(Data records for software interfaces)
* * * * * * * * *
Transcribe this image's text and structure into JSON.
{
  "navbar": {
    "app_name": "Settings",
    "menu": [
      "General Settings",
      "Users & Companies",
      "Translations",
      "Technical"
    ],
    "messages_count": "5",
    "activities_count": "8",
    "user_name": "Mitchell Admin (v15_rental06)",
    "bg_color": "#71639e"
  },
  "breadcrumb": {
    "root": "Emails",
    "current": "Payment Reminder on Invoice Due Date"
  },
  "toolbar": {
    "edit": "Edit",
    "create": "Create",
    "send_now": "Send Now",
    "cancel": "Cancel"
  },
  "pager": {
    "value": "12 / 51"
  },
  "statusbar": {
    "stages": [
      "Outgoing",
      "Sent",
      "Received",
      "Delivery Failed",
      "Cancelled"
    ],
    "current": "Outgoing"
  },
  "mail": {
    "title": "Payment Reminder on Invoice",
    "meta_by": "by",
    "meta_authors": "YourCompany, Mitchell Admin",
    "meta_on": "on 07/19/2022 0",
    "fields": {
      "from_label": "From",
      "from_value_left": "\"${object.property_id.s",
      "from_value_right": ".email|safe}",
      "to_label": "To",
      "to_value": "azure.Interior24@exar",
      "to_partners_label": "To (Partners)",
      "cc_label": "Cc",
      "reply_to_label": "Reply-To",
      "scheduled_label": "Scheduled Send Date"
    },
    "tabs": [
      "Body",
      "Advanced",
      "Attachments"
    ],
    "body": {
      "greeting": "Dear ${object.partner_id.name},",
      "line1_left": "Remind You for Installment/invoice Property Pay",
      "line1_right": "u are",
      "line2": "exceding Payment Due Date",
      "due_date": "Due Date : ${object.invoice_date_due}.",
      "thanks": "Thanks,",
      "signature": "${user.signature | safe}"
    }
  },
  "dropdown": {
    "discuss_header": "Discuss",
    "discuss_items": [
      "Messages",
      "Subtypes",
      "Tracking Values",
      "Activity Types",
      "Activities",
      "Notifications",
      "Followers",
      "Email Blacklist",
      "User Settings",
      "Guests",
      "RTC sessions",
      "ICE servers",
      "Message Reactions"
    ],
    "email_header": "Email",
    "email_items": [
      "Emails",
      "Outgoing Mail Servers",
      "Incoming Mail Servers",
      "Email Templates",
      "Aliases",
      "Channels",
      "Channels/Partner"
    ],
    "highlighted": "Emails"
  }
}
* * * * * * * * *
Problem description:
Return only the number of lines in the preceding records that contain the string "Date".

Task solution:
4